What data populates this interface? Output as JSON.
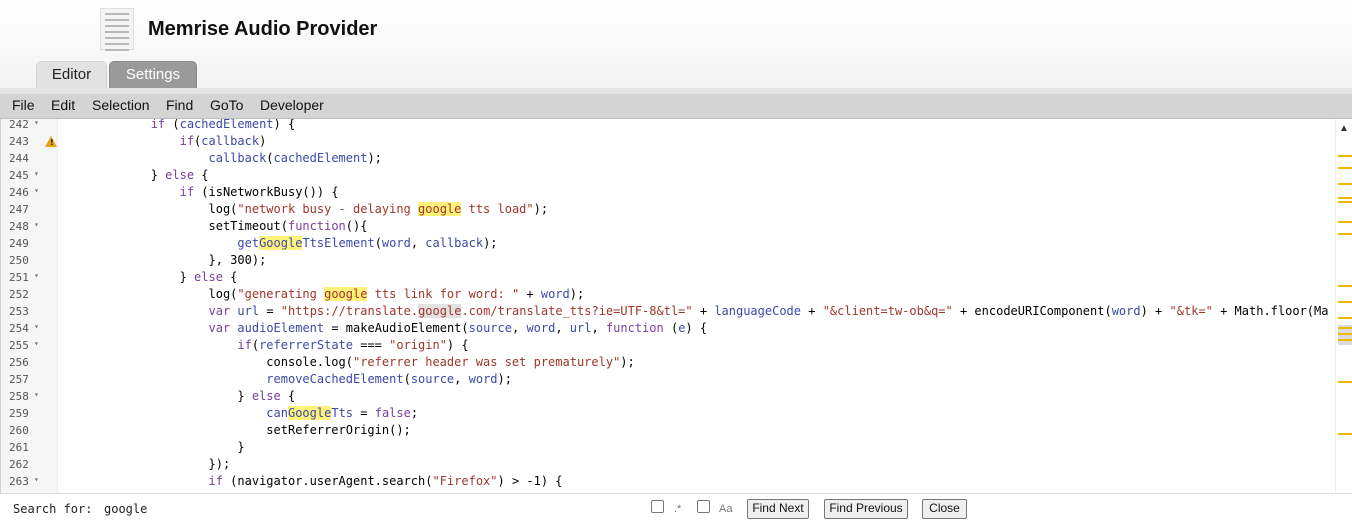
{
  "app": {
    "title": "Memrise Audio Provider",
    "icon": "document-icon"
  },
  "tabs": [
    {
      "label": "Editor",
      "active": false
    },
    {
      "label": "Settings",
      "active": true
    }
  ],
  "menu": [
    "File",
    "Edit",
    "Selection",
    "Find",
    "GoTo",
    "Developer"
  ],
  "gutter": [
    {
      "num": "242",
      "fold": "▾",
      "warn": false
    },
    {
      "num": "243",
      "fold": "",
      "warn": true
    },
    {
      "num": "244",
      "fold": "",
      "warn": false
    },
    {
      "num": "245",
      "fold": "▾",
      "warn": false
    },
    {
      "num": "246",
      "fold": "▾",
      "warn": false
    },
    {
      "num": "247",
      "fold": "",
      "warn": false
    },
    {
      "num": "248",
      "fold": "▾",
      "warn": false
    },
    {
      "num": "249",
      "fold": "",
      "warn": false
    },
    {
      "num": "250",
      "fold": "",
      "warn": false
    },
    {
      "num": "251",
      "fold": "▾",
      "warn": false
    },
    {
      "num": "252",
      "fold": "",
      "warn": false
    },
    {
      "num": "253",
      "fold": "",
      "warn": false
    },
    {
      "num": "254",
      "fold": "▾",
      "warn": false
    },
    {
      "num": "255",
      "fold": "▾",
      "warn": false
    },
    {
      "num": "256",
      "fold": "",
      "warn": false
    },
    {
      "num": "257",
      "fold": "",
      "warn": false
    },
    {
      "num": "258",
      "fold": "▾",
      "warn": false
    },
    {
      "num": "259",
      "fold": "",
      "warn": false
    },
    {
      "num": "260",
      "fold": "",
      "warn": false
    },
    {
      "num": "261",
      "fold": "",
      "warn": false
    },
    {
      "num": "262",
      "fold": "",
      "warn": false
    },
    {
      "num": "263",
      "fold": "▾",
      "warn": false
    }
  ],
  "code_lines": [
    [
      {
        "t": "            "
      },
      {
        "t": "if",
        "c": "#7a3e9d"
      },
      {
        "t": " ("
      },
      {
        "t": "cachedElement",
        "c": "#3b4aa8"
      },
      {
        "t": ") {"
      }
    ],
    [
      {
        "t": "                "
      },
      {
        "t": "if",
        "c": "#7a3e9d"
      },
      {
        "t": "("
      },
      {
        "t": "callback",
        "c": "#3b4aa8"
      },
      {
        "t": ")"
      }
    ],
    [
      {
        "t": "                    "
      },
      {
        "t": "callback",
        "c": "#3b4aa8"
      },
      {
        "t": "("
      },
      {
        "t": "cachedElement",
        "c": "#3b4aa8"
      },
      {
        "t": ");"
      }
    ],
    [
      {
        "t": "            } "
      },
      {
        "t": "else",
        "c": "#7a3e9d"
      },
      {
        "t": " {"
      }
    ],
    [
      {
        "t": "                "
      },
      {
        "t": "if",
        "c": "#7a3e9d"
      },
      {
        "t": " (isNetworkBusy()) {"
      }
    ],
    [
      {
        "t": "                    log("
      },
      {
        "t": "\"network busy - delaying ",
        "c": "#a0362a"
      },
      {
        "t": "google",
        "c": "#a0362a",
        "h": "hl"
      },
      {
        "t": " tts load\"",
        "c": "#a0362a"
      },
      {
        "t": ");"
      }
    ],
    [
      {
        "t": "                    setTimeout("
      },
      {
        "t": "function",
        "c": "#7a3e9d"
      },
      {
        "t": "(){"
      }
    ],
    [
      {
        "t": "                        "
      },
      {
        "t": "get",
        "c": "#3b4aa8"
      },
      {
        "t": "Google",
        "c": "#3b4aa8",
        "h": "hl"
      },
      {
        "t": "TtsElement",
        "c": "#3b4aa8"
      },
      {
        "t": "("
      },
      {
        "t": "word",
        "c": "#3b4aa8"
      },
      {
        "t": ", "
      },
      {
        "t": "callback",
        "c": "#3b4aa8"
      },
      {
        "t": ");"
      }
    ],
    [
      {
        "t": "                    }, 300);"
      }
    ],
    [
      {
        "t": "                } "
      },
      {
        "t": "else",
        "c": "#7a3e9d"
      },
      {
        "t": " {"
      }
    ],
    [
      {
        "t": "                    log("
      },
      {
        "t": "\"generating ",
        "c": "#a0362a"
      },
      {
        "t": "google",
        "c": "#a0362a",
        "h": "hl"
      },
      {
        "t": " tts link for word: \"",
        "c": "#a0362a"
      },
      {
        "t": " + "
      },
      {
        "t": "word",
        "c": "#3b4aa8"
      },
      {
        "t": ");"
      }
    ],
    [
      {
        "t": "                    "
      },
      {
        "t": "var",
        "c": "#7a3e9d"
      },
      {
        "t": " "
      },
      {
        "t": "url",
        "c": "#3b4aa8"
      },
      {
        "t": " = "
      },
      {
        "t": "\"https://translate.",
        "c": "#a0362a"
      },
      {
        "t": "google",
        "c": "#a0362a",
        "h": "hlg"
      },
      {
        "t": ".com/translate_tts?ie=UTF-8&tl=\"",
        "c": "#a0362a"
      },
      {
        "t": " + "
      },
      {
        "t": "languageCode",
        "c": "#3b4aa8"
      },
      {
        "t": " + "
      },
      {
        "t": "\"&client=tw-ob&q=\"",
        "c": "#a0362a"
      },
      {
        "t": " + encodeURIComponent("
      },
      {
        "t": "word",
        "c": "#3b4aa8"
      },
      {
        "t": ") + "
      },
      {
        "t": "\"&tk=\"",
        "c": "#a0362a"
      },
      {
        "t": " + Math.floor(Ma"
      }
    ],
    [
      {
        "t": "                    "
      },
      {
        "t": "var",
        "c": "#7a3e9d"
      },
      {
        "t": " "
      },
      {
        "t": "audioElement",
        "c": "#3b4aa8"
      },
      {
        "t": " = makeAudioElement("
      },
      {
        "t": "source",
        "c": "#3b4aa8"
      },
      {
        "t": ", "
      },
      {
        "t": "word",
        "c": "#3b4aa8"
      },
      {
        "t": ", "
      },
      {
        "t": "url",
        "c": "#3b4aa8"
      },
      {
        "t": ", "
      },
      {
        "t": "function",
        "c": "#7a3e9d"
      },
      {
        "t": " ("
      },
      {
        "t": "e",
        "c": "#3b4aa8"
      },
      {
        "t": ") {"
      }
    ],
    [
      {
        "t": "                        "
      },
      {
        "t": "if",
        "c": "#7a3e9d"
      },
      {
        "t": "("
      },
      {
        "t": "referrerState",
        "c": "#3b4aa8"
      },
      {
        "t": " === "
      },
      {
        "t": "\"origin\"",
        "c": "#a0362a"
      },
      {
        "t": ") {"
      }
    ],
    [
      {
        "t": "                            console.log("
      },
      {
        "t": "\"referrer header was set prematurely\"",
        "c": "#a0362a"
      },
      {
        "t": ");"
      }
    ],
    [
      {
        "t": "                            "
      },
      {
        "t": "removeCachedElement",
        "c": "#3b4aa8"
      },
      {
        "t": "("
      },
      {
        "t": "source",
        "c": "#3b4aa8"
      },
      {
        "t": ", "
      },
      {
        "t": "word",
        "c": "#3b4aa8"
      },
      {
        "t": ");"
      }
    ],
    [
      {
        "t": "                        } "
      },
      {
        "t": "else",
        "c": "#7a3e9d"
      },
      {
        "t": " {"
      }
    ],
    [
      {
        "t": "                            "
      },
      {
        "t": "can",
        "c": "#3b4aa8"
      },
      {
        "t": "Google",
        "c": "#3b4aa8",
        "h": "hl"
      },
      {
        "t": "Tts",
        "c": "#3b4aa8"
      },
      {
        "t": " = "
      },
      {
        "t": "false",
        "c": "#7a3e9d"
      },
      {
        "t": ";"
      }
    ],
    [
      {
        "t": "                            setReferrerOrigin();"
      }
    ],
    [
      {
        "t": "                        }"
      }
    ],
    [
      {
        "t": "                    });"
      }
    ],
    [
      {
        "t": "                    "
      },
      {
        "t": "if",
        "c": "#7a3e9d"
      },
      {
        "t": " (navigator.userAgent.search("
      },
      {
        "t": "\"Firefox\"",
        "c": "#a0362a"
      },
      {
        "t": ") > -1) {"
      }
    ]
  ],
  "search": {
    "label": "Search for:",
    "value": "google",
    "regex_label": ".*",
    "case_label": "Aa",
    "find_next": "Find Next",
    "find_previous": "Find Previous",
    "close": "Close"
  }
}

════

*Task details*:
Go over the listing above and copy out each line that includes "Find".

*Your response*:
    "Find",
    "find_next": "Find Next",
    "find_previous": "Find Previous",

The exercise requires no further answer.